‘This is a moment I'll never forget': Iverson soaks in sculpture ceremony

‘This is a moment I'll never forget': Iverson soaks in sculpture ceremony  originally appeared on NBC Sports Philadelphia

CAMDEN, N.J. — Even before glimpsing his sculpture, the emotions hit Allen Iverson.

“This is such an honor, man,” Iverson said Friday at the Sixers’ training complex. “And it (doesn’t) even seem real. I don’t get nervous too much, but just seeing so many people in here that I love … I want to say all the right things and just let y’all know how much I appreciate y’all.

“I promised myself I wasn’t going to (cry), but thanks to everybody for coming out. Thanks to everybody for playing a part in this, for making this dream come true.”

A few minutes later, he stepped outside and saw the sculpture created by Chad Fisher. No. 3 is now the 10th Sixers great on the franchise’s Legends Walk.

Iverson enjoyed Fisher’s work.

“Loved it,” he said. “I loved it. It’s so crazy leading up to it. You’re just nervous because you’re hoping that it looks like you.

“Man, I was just telling him, ‘You did a great job, man.’ This is a moment I’ll never forget. I’ll cherish this moment for the rest of my life.”

Iverson had ample love and support around him. His mother, Ann Iverson, was by his side. One of the day’s many photos featured Iverson between former Sixers president Pat Croce and former Sixers coach Larry Brown. Old teammates like Eric Snow, Aaron McKie, Larry Hughes and Matt Geiger surrounded Iverson.

Allen Iverson sculpture ceremony
Allen Iverson sculpture ceremony

“Just a huge, genuine heart,” Snow told NBC Sports Philadelphia. “He cares about his teammates, cares about the people around him, cares about the people that support. He’ll do anything for you. That’s the Allen Iverson I know.”

While acknowledging that their partnership had its high-profile ups and downs, Iverson highlighted his appreciation for Brown.

“Larry Brown meant so much to me and my development as a basketball player. … (We) didn’t see eye to eye on things, but he wanted the same thing that I wanted out of my career and our team goals,” Iverson said. “And once I bought into that, that’s what turned me into an NBA MVP basketball player. That’s what turned us into a team that were winners, that could fight and compete with the best teams.”

Iverson and Brown were cornerstones of the last Sixers squad to win the Eastern Conference title 23 years ago.

“Just like parenting, you’re going to have your days when you’ve got to do something that the kids don’t want you to do,” Snow said. But at the end of the day, we knew that (Brown) meant well and he showed us that he cared about us. We knew that was always the case, that he cared about us and our well being. And he was doing all he could to help us.”

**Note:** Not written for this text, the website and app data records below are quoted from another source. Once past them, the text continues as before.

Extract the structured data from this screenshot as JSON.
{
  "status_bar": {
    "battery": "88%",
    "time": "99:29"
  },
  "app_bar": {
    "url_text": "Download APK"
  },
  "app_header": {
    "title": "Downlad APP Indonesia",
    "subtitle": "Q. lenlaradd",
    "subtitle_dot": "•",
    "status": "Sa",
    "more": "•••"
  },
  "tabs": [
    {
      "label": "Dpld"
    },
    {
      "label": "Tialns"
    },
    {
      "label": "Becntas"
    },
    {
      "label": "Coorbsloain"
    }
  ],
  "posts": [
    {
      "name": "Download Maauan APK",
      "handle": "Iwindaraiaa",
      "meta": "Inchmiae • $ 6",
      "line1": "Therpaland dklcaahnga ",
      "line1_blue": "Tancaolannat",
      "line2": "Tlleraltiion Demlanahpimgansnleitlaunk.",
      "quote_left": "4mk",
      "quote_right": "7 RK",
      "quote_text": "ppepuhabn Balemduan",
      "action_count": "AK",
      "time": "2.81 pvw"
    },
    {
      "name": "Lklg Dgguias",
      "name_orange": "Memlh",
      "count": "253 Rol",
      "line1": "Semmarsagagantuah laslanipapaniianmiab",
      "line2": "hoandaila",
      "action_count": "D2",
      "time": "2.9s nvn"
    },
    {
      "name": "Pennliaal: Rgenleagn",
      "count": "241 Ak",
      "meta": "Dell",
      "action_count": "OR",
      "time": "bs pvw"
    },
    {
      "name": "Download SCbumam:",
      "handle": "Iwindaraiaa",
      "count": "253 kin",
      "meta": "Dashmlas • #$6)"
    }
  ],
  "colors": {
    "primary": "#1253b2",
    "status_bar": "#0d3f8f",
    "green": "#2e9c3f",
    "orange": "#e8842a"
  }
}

Current Sixers head coach Nick Nurse was also on hand Friday.

He described Iverson’s relentless, fearless style of play as an enduring legacy.

“Just your heart, you saw it every night out there,” Nurse said. “I think that it’s left — and will leave forever — a foundation of what this city stands for and how guys need to play the game. You go out there to play, put that jersey on, s--- goes by fast. You’ve got to expect that, you’ve got to enjoy that, and you’ve got to give everything you've got because it’s all gone just like that when you’re a player.

“If anybody maxed out that thought playing this game, it was you. So thank you for that. And I tell you what, I’m going to fight my ass off to get this team back to where you took ‘em a long time ago.”

Iverson said he hopes anyone passing by the sculpture is reminded of “Just playing every game like it’s your last. That was always my motto.

“Regardless of the circumstances, if I’m hurt or whatever, if I’m on the court, there was no reason not for me to play like that game like it’s my last. It’s not fair to myself, it’s not fair to God for giving me the talent. And I always felt like, ‘I’m going to play harder than anybody out here.’ … I was going to play harder than anybody, night in and night out.”

The sculpture doesn't hurt at all, but Iverson had clearly reached iconic status long before Friday's unveiling.

“I’m a little older now, so I walk through airports or go to different places … and people look at me,” Brown said. “And they don’t know my name, but they know, ‘You coached Allen.’ And that really hits you.

“The impact he’s had on our sport and young kids, it’s just amazing.”